5 Reasons to Stop Exhibiting at Trade Shows

I hate trade shows as a marketing tactic.  Add up the cost of booth space, shipping, and travel, and the number of good leads you need to get to show any kind of ROI is too large to justify doing most shows.  And don’t even get me started on how hard it is to be heard above the noise of dozens of other companies battling for the scarce hung-over attention of attendees that are only walking the show floor because they heard there might be free food or booze around somewhere.  Here are 5 reasons to stop exhibiting at trade shows: 1/ There’s no ROI – Did you ever stop to wonder about those free food and booze parties/receptions they hold on the show floor to get attendees to go into the exhibit hall?  There is a clear message – people won’t go in there unless they are bribed to go!  How many high quality leads do you think you are going to get from a crowd of people that want to avoid you?  Not many. 2/ It’s hard to stand out – You can’t afford an Oracle-sized booth (and you’ll also miss out on the keynote talk and premium advertising that goes along with that). You’ll be in a tiny booth along the edges of the show where it’s easy to ignore you.  You could do something really creative to stand out like the company at SxSW that had their entire booth covered in brown paper.  I’d link to them but I can’t remember what they were called. 3/ No one will notice if you aren’t there –...

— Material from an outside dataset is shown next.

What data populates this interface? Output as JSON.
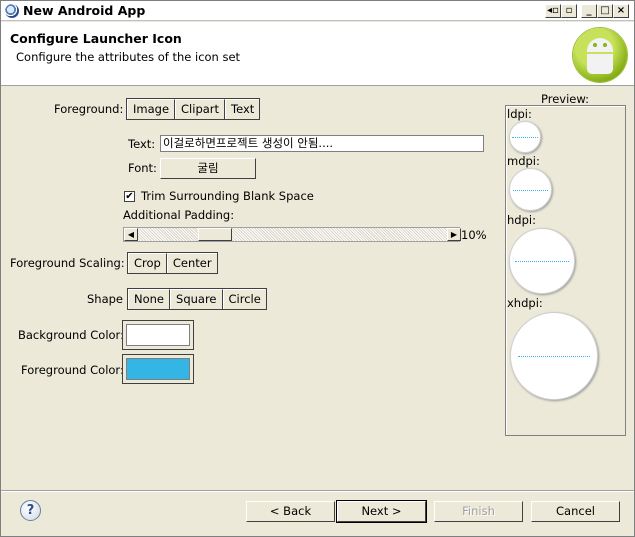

13 Ways to Run a Kickass Webinar

When your marketing budget is microscopic, every product marketing tactic you run needs to be optimized, yet for some reason webinars are often executed on autopilot.  Don’t fall into the trap of running mediocre webinars.  Here are a few ideas to give your webinars a kick in the pants: 1/ Ask for questions ahead of time – You know who’s signed up to attend, you might as well ask them what they’d like to hear. 2/ Get a great speaker – Over and over again I see companies putting lousy speakers in their webinars because that person happens to be the in-house expert on the subject.  Delivery is really, really important.  Use the best presenter you’ve got and bring in some backup to help answer questions if you have to. 3/ Have a timely and provocative topic – The more you can tie your topic to things that are on people’s minds right now the better your attendance will be.  Don’t be afraid to pick challenging or provocative topics. 4/ Have a script, practice like crazy and do a test run – Unless your speaker is Anderson Cooper, don’t let him/her just get up there and wing it. (If your speaker is Anderson Cooper, please invite me to your webinar, I’d like to see that). 5/ Promote it through all of your channels – In addition to sending email to your lists, make sure you promote the webinar on your website, blog, Twitter, Facebook groups, newsletter, and any other customer-facing communications you’re running. 6/ Bribes work – Give-aways and contests work when it comes to getting folks to attend...